CANYON TRAIL LOOP This 1/3-mile trail has a maximum grade of 10% in 200 feet. The trail is blazed red and white. This is a loop trail off the Cliatt Creek Trail. Begin on the Cliatt Creek Trail between the office and the nature center. Follow the Cliatt Creek Trail behind the office for 1/10 mile. Watch for the Canyon Trail Loop red and white blazes to your right. Along this loop you?ll come to a canyon caused by water run-off from poor farming practices in the 1920s. This is a good spot for a photo and to rest on benches.
OFFICE TRAIL This 1/2-mile trail has a maximum grade of 10% in 200 feet. The trail is blazed deep pink. This is a connector trail off the Beach Trail. From the Beach Trail, look for a sign designating a right turn onto the Office Trail.
BEACH TRAIL This 1.9-mile trail has a maximum grade of 20% in 200 feet. The trail is blazed yellow. It begins just southwest of the campground opposite the dump station. Here it is blazed both yellow and white because it runs with the Campground Loop Trail for ? mile. At the ? mile point, the Campground Loop Trail turns right while the Beach Trail continues straight south and then turns east to the beach. The Beach Trail provides a scenic way to access the beach. It goes through pines and hardwoods, across a bridge, then crosses a paved road and terminates at the beach.
CAMPGROUND LOOP TRAIL This 1.5-mile trail has a maximum grade of 15% in 200 feet. The trail is blazed white. The Trailhead is just southwest of the campground opposite the dump station. Here it is blazed both yellow and white because it runs with the Beach Trail for 3/4 mile. At the 3/4 mile point, the Campground Loop Trail turns right while the Beach Trail continues straight. The Campground Loop Trail crosses a paved road and continues through a stand of American holly, descends to the lake, crosses a tributary by footbridge and back up to the campground.
ROCK DAM TRAIL This 6.25-mile trail has a maximum grade of 25% in 200 feet. The trail is blazed blue. The Rock Dam Trail requires 4 stream crossings and is the park?s most challenging trail. To access this trail, start at the parking area across from the office to the left of an information kiosk. Follow the Cliatt Creek Trail across the paved road and descend to the Cliatt Creek. Now look for the Rock Dam Trailhead on your right. Follow the blue blazes across the Cliatt Creek in a counterclockwise direction. In about 1.5 miles you will come to the intersection with the Rock Dam Return Loop Trail. To return to the office, follow the Return Loop or continue on the Rock Dam Trail across the scenic Rock Dam and back to the office via the Cliatt Creek trail.
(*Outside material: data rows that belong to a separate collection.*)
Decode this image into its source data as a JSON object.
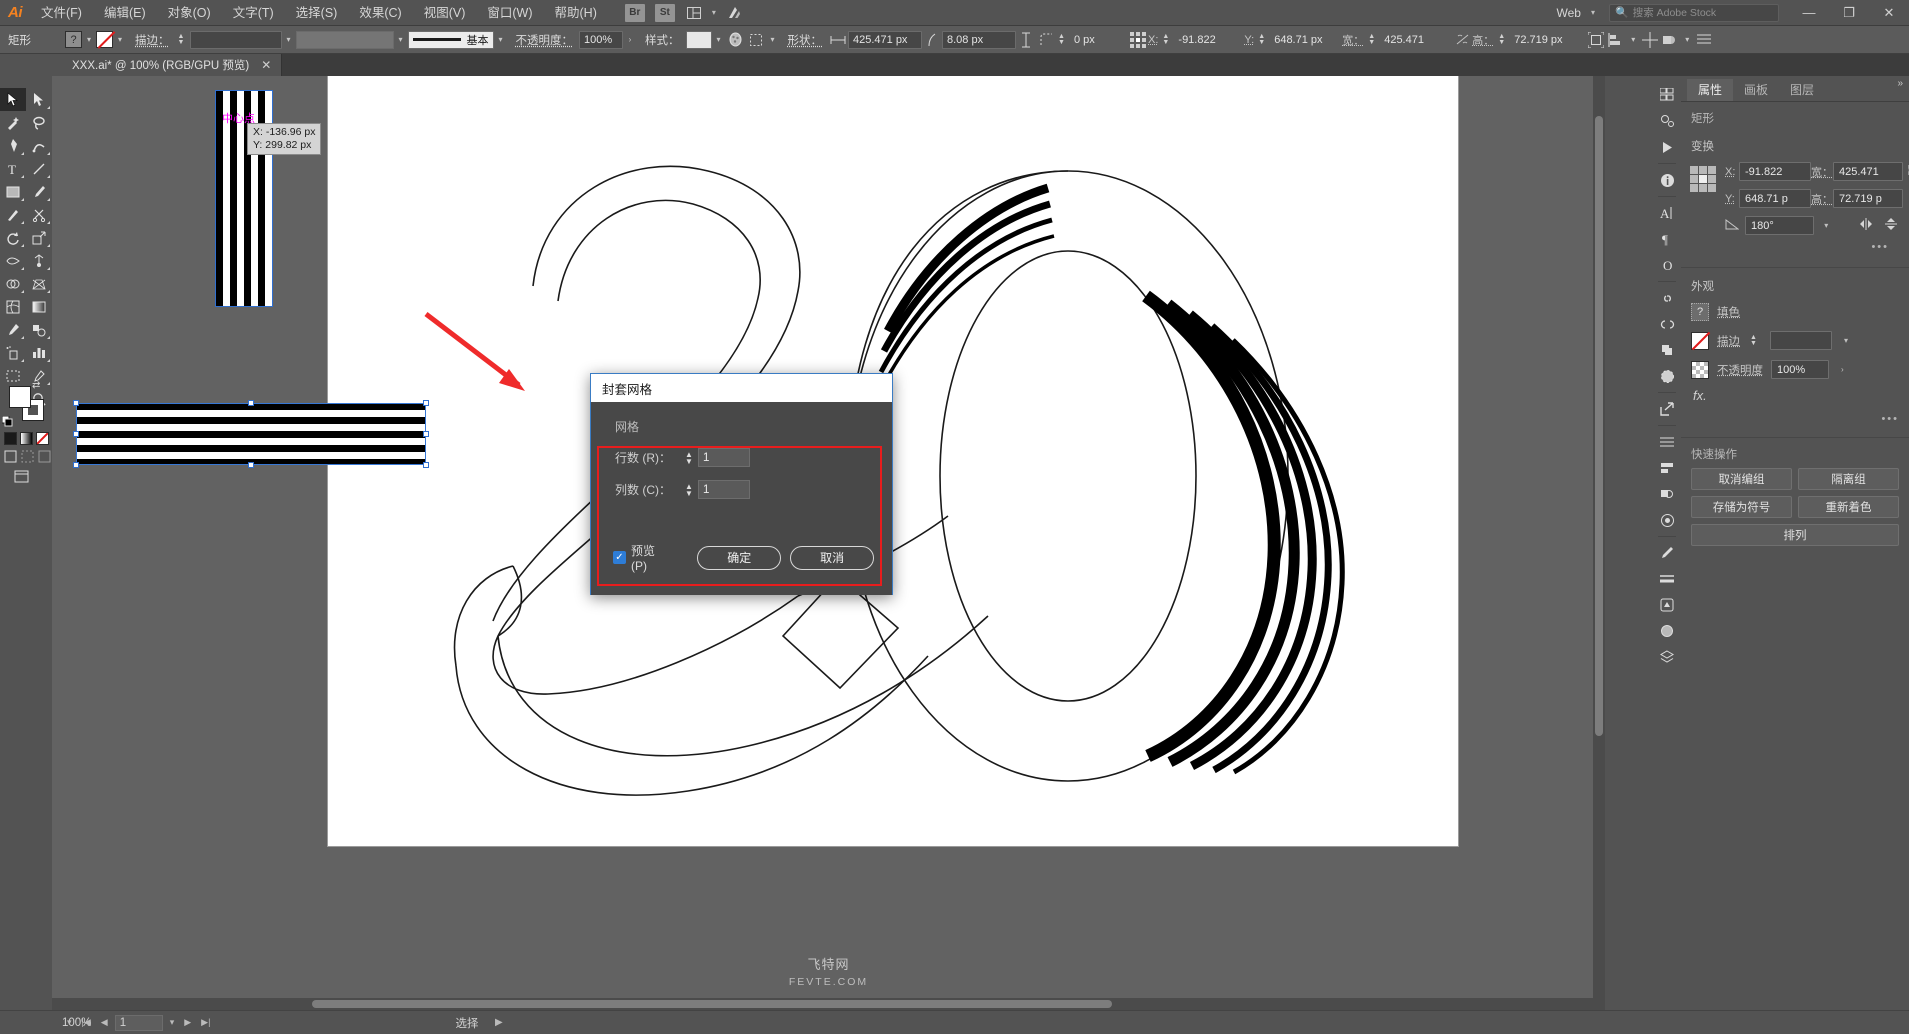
{
  "app": {
    "logo": "Ai",
    "menus": [
      "文件(F)",
      "编辑(E)",
      "对象(O)",
      "文字(T)",
      "选择(S)",
      "效果(C)",
      "视图(V)",
      "窗口(W)",
      "帮助(H)"
    ],
    "quick_buttons": [
      "Br",
      "St"
    ],
    "arrange_icon": "arrange-icon",
    "libraries_icon": "libraries-icon",
    "workspace": "Web",
    "search_placeholder": "搜索 Adobe Stock",
    "window_controls": {
      "minimize": "—",
      "maximize": "❐",
      "close": "✕"
    }
  },
  "control_bar": {
    "object_type": "矩形",
    "fill_label": "?",
    "stroke_label": "描边：",
    "stroke_weight": "",
    "brush_preset": "基本",
    "opacity_label": "不透明度：",
    "opacity_value": "100%",
    "style_label": "样式：",
    "shape_label": "形状：",
    "shape_width": "425.471 px",
    "corner_radius": "8.08 px",
    "extra_value": "0 px",
    "x_label": "X:",
    "x_value": "-91.822",
    "y_label": "Y:",
    "y_value": "648.71 px",
    "w_label": "宽：",
    "w_value": "425.471",
    "h_label": "高：",
    "h_value": "72.719 px"
  },
  "document_tab": {
    "title": "XXX.ai* @ 100% (RGB/GPU 预览)",
    "close": "✕"
  },
  "canvas": {
    "center_label": "中心点",
    "tooltip_x": "X: -136.96 px",
    "tooltip_y": "Y: 299.82 px",
    "watermark": "飞特网",
    "watermark_sub": "FEVTE.COM"
  },
  "dialog": {
    "title": "封套网格",
    "group_label": "网格",
    "rows_label": "行数 (R)：",
    "rows_value": "1",
    "cols_label": "列数 (C)：",
    "cols_value": "1",
    "preview_label": "预览 (P)",
    "preview_checked": true,
    "ok_label": "确定",
    "cancel_label": "取消",
    "highlight_color": "#e81d1d"
  },
  "properties": {
    "tabs": [
      "属性",
      "画板",
      "图层"
    ],
    "active_tab": "属性",
    "object_label": "矩形",
    "transform": {
      "title": "变换",
      "x_label": "X:",
      "x_value": "-91.822",
      "y_label": "Y:",
      "y_value": "648.71 p",
      "w_label": "宽：",
      "w_value": "425.471",
      "h_label": "高：",
      "h_value": "72.719 p",
      "angle_label": "∠:",
      "angle_value": "180°",
      "link_icon": "link-icon",
      "flip_h_icon": "flip-horizontal-icon",
      "flip_v_icon": "flip-vertical-icon",
      "more_options": "•••"
    },
    "appearance": {
      "title": "外观",
      "fill_label": "填色",
      "stroke_label": "描边",
      "stroke_weight": "",
      "opacity_label": "不透明度",
      "opacity_value": "100%",
      "fx_label": "fx.",
      "more_options": "•••"
    },
    "quick_actions": {
      "title": "快速操作",
      "buttons": [
        "取消编组",
        "隔离组",
        "存储为符号",
        "重新着色",
        "排列"
      ]
    }
  },
  "status_bar": {
    "zoom": "100%",
    "page": "1",
    "status_text": "选择"
  },
  "colors": {
    "chrome": "#535353",
    "panel": "#484848",
    "accent_blue": "#2e7dd7",
    "selection_blue": "#3778d6",
    "highlight_red": "#e81d1d",
    "magenta": "#ff00ff",
    "ai_orange": "#f58220"
  }
}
ROCK DAM RETURN LOOP TRAIL This 1-mile trail has a maximum grade of 15% in 200 feet. The trail is blazed red and blue. This is a shortcut on the Rock Dam Trail. It begins about 1.5 miles from the Rock Dam Trailhead. The Return Loop Trail is an old dirt road
COTTAGE TRAIL This 1/3-mile trail has a maximum grade of 25% in 200 feet. The trail is blazed orange. This is a spur trail to the Beach Trail. From cottages 1-5, follow the paved road toward the park exit. The Cottage Trailhead is about 1/4 mile from the cottages on your right . Look for a trail sign and orange blazes. This trail is short but descends steeply to a bridge, across a stream, and up a gentler slope to the beach trail.
The park offers excellent birding opportunities, with over 195 species recorded. Birdwatchers can spot various songbirds, waterfowl and raptors throughout the year. The diverse habitats attract a wide range of birds including warblers during migration season. There are several trails for bird watching hikes such as Beach Trail or Rock Dam trail.